Nothing in the data may change. Copy all of it exactly.

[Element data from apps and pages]
+ + + + + + +
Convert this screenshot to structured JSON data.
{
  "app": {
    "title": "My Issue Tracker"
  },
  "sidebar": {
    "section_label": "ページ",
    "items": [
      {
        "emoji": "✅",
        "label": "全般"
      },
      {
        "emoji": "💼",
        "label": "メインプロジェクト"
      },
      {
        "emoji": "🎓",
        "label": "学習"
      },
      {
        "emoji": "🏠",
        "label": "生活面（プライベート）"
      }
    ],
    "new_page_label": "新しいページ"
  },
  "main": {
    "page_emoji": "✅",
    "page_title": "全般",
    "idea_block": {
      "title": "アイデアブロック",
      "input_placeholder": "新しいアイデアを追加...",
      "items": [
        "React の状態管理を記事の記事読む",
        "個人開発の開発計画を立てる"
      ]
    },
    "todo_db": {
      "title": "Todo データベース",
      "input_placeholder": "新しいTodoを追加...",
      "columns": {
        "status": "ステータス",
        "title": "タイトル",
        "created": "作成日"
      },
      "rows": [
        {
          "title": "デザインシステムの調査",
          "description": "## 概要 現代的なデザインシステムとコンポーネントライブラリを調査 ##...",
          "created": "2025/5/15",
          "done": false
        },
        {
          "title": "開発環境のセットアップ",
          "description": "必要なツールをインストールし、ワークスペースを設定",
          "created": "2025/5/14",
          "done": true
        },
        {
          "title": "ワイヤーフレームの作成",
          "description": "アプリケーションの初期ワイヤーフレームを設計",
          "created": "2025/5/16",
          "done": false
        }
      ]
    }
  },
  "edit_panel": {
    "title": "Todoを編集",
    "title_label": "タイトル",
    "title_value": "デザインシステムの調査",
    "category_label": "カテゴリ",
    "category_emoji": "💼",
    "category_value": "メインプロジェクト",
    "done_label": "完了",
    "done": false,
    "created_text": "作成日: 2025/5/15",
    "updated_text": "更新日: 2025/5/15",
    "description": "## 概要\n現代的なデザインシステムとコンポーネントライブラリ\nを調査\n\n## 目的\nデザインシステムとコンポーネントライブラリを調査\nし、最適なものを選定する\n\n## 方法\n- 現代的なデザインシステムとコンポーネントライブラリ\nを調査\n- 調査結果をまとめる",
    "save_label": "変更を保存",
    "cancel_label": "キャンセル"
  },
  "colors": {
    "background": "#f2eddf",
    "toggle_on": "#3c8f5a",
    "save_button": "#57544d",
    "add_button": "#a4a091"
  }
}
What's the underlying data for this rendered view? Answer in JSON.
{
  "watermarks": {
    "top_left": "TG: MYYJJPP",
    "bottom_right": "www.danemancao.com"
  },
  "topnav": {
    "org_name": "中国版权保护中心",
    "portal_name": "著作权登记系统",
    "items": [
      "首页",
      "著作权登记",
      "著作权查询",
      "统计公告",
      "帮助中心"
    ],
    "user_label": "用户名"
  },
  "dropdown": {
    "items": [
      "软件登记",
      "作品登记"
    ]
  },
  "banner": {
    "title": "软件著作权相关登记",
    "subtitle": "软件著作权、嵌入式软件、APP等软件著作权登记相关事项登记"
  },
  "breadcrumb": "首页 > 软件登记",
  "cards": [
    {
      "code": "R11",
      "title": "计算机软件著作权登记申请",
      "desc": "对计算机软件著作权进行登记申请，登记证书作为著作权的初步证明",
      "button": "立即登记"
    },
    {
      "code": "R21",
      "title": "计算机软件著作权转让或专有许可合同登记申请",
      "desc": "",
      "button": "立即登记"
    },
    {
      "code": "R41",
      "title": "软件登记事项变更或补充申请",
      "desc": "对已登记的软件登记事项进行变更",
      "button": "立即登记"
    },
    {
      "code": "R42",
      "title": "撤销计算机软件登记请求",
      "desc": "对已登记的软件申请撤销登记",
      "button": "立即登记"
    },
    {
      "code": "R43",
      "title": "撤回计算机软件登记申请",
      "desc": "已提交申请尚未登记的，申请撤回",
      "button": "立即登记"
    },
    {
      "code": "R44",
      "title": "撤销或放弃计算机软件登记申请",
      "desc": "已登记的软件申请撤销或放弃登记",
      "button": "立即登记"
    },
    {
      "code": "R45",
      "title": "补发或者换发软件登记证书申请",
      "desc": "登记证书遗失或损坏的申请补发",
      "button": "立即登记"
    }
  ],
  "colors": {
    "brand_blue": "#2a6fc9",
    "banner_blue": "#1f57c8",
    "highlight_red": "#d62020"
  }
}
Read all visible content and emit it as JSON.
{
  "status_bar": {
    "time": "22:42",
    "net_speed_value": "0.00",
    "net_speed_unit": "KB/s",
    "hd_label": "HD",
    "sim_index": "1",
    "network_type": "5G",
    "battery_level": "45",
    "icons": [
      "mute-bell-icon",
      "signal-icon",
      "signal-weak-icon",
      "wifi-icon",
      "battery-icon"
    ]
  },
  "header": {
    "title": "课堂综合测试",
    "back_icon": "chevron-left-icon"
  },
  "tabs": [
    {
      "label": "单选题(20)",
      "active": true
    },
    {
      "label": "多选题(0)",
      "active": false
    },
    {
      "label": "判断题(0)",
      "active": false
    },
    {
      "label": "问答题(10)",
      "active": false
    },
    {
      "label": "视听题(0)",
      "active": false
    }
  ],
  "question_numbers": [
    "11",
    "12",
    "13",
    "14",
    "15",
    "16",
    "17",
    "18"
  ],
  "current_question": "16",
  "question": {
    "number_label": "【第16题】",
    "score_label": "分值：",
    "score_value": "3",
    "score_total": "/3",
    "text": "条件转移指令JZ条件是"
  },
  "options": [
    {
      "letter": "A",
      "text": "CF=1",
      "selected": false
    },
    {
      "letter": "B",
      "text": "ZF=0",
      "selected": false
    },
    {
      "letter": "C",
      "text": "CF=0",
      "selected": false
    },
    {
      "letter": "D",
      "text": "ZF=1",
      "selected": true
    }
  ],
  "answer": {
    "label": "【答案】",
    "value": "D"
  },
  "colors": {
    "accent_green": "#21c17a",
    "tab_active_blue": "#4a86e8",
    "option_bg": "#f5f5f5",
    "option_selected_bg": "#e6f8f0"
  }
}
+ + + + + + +
• [Completed task]:
Convert this screenshot to structured JSON data.
{
  "app": {
    "title": "My Issue Tracker"
  },
  "sidebar": {
    "section_label": "ページ",
    "items": [
      {
        "emoji": "✅",
        "label": "全般"
      },
      {
        "emoji": "💼",
        "label": "メインプロジェクト"
      },
      {
        "emoji": "🎓",
        "label": "学習"
      },
      {
        "emoji": "🏠",
        "label": "生活面（プライベート）"
      }
    ],
    "new_page_label": "新しいページ"
  },
  "main": {
    "page_emoji": "✅",
    "page_title": "全般",
    "idea_block": {
      "title": "アイデアブロック",
      "input_placeholder": "新しいアイデアを追加...",
      "items": [
        "React の状態管理を記事の記事読む",
        "個人開発の開発計画を立てる"
      ]
    },
    "todo_db": {
      "title": "Todo データベース",
      "input_placeholder": "新しいTodoを追加...",
      "columns": {
        "status": "ステータス",
        "title": "タイトル",
        "created": "作成日"
      },
      "rows": [
        {
          "title": "デザインシステムの調査",
          "description": "## 概要 現代的なデザインシステムとコンポーネントライブラリを調査 ##...",
          "created": "2025/5/15",
          "done": false
        },
        {
          "title": "開発環境のセットアップ",
          "description": "必要なツールをインストールし、ワークスペースを設定",
          "created": "2025/5/14",
          "done": true
        },
        {
          "title": "ワイヤーフレームの作成",
          "description": "アプリケーションの初期ワイヤーフレームを設計",
          "created": "2025/5/16",
          "done": false
        }
      ]
    }
  },
  "edit_panel": {
    "title": "Todoを編集",
    "title_label": "タイトル",
    "title_value": "デザインシステムの調査",
    "category_label": "カテゴリ",
    "category_emoji": "💼",
    "category_value": "メインプロジェクト",
    "done_label": "完了",
    "done": false,
    "created_text": "作成日: 2025/5/15",
    "updated_text": "更新日: 2025/5/15",
    "description": "## 概要\n現代的なデザインシステムとコンポーネントライブラリ\nを調査\n\n## 目的\nデザインシステムとコンポーネントライブラリを調査\nし、最適なものを選定する\n\n## 方法\n- 現代的なデザインシステムとコンポーネントライブラリ\nを調査\n- 調査結果をまとめる",
    "save_label": "変更を保存",
    "cancel_label": "キャンセル"
  },
  "colors": {
    "background": "#f2eddf",
    "toggle_on": "#3c8f5a",
    "save_button": "#57544d",
    "add_button": "#a4a091"
  }
}
What's the underlying data for this rendered view? Answer in JSON.
{
  "watermarks": {
    "top_left": "TG: MYYJJPP",
    "bottom_right": "www.danemancao.com"
  },
  "topnav": {
    "org_name": "中国版权保护中心",
    "portal_name": "著作权登记系统",
    "items": [
      "首页",
      "著作权登记",
      "著作权查询",
      "统计公告",
      "帮助中心"
    ],
    "user_label": "用户名"
  },
  "dropdown": {
    "items": [
      "软件登记",
      "作品登记"
    ]
  },
  "banner": {
    "title": "软件著作权相关登记",
    "subtitle": "软件著作权、嵌入式软件、APP等软件著作权登记相关事项登记"
  },
  "breadcrumb": "首页 > 软件登记",
  "cards": [
    {
      "code": "R11",
      "title": "计算机软件著作权登记申请",
      "desc": "对计算机软件著作权进行登记申请，登记证书作为著作权的初步证明",
      "button": "立即登记"
    },
    {
      "code": "R21",
      "title": "计算机软件著作权转让或专有许可合同登记申请",
      "desc": "",
      "button": "立即登记"
    },
    {
      "code": "R41",
      "title": "软件登记事项变更或补充申请",
      "desc": "对已登记的软件登记事项进行变更",
      "button": "立即登记"
    },
    {
      "code": "R42",
      "title": "撤销计算机软件登记请求",
      "desc": "对已登记的软件申请撤销登记",
      "button": "立即登记"
    },
    {
      "code": "R43",
      "title": "撤回计算机软件登记申请",
      "desc": "已提交申请尚未登记的，申请撤回",
      "button": "立即登记"
    },
    {
      "code": "R44",
      "title": "撤销或放弃计算机软件登记申请",
      "desc": "已登记的软件申请撤销或放弃登记",
      "button": "立即登记"
    },
    {
      "code": "R45",
      "title": "补发或者换发软件登记证书申请",
      "desc": "登记证书遗失或损坏的申请补发",
      "button": "立即登记"
    }
  ],
  "colors": {
    "brand_blue": "#2a6fc9",
    "banner_blue": "#1f57c8",
    "highlight_red": "#d62020"
  }
}
Read all visible content and emit it as JSON.
{
  "status_bar": {
    "time": "22:42",
    "net_speed_value": "0.00",
    "net_speed_unit": "KB/s",
    "hd_label": "HD",
    "sim_index": "1",
    "network_type": "5G",
    "battery_level": "45",
    "icons": [
      "mute-bell-icon",
      "signal-icon",
      "signal-weak-icon",
      "wifi-icon",
      "battery-icon"
    ]
  },
  "header": {
    "title": "课堂综合测试",
    "back_icon": "chevron-left-icon"
  },
  "tabs": [
    {
      "label": "单选题(20)",
      "active": true
    },
    {
      "label": "多选题(0)",
      "active": false
    },
    {
      "label": "判断题(0)",
      "active": false
    },
    {
      "label": "问答题(10)",
      "active": false
    },
    {
      "label": "视听题(0)",
      "active": false
    }
  ],
  "question_numbers": [
    "11",
    "12",
    "13",
    "14",
    "15",
    "16",
    "17",
    "18"
  ],
  "current_question": "16",
  "question": {
    "number_label": "【第16题】",
    "score_label": "分值：",
    "score_value": "3",
    "score_total": "/3",
    "text": "条件转移指令JZ条件是"
  },
  "options": [
    {
      "letter": "A",
      "text": "CF=1",
      "selected": false
    },
    {
      "letter": "B",
      "text": "ZF=0",
      "selected": false
    },
    {
      "letter": "C",
      "text": "CF=0",
      "selected": false
    },
    {
      "letter": "D",
      "text": "ZF=1",
      "selected": true
    }
  ],
  "answer": {
    "label": "【答案】",
    "value": "D"
  },
  "colors": {
    "accent_green": "#21c17a",
    "tab_active_blue": "#4a86e8",
    "option_bg": "#f5f5f5",
    "option_selected_bg": "#e6f8f0"
  }
}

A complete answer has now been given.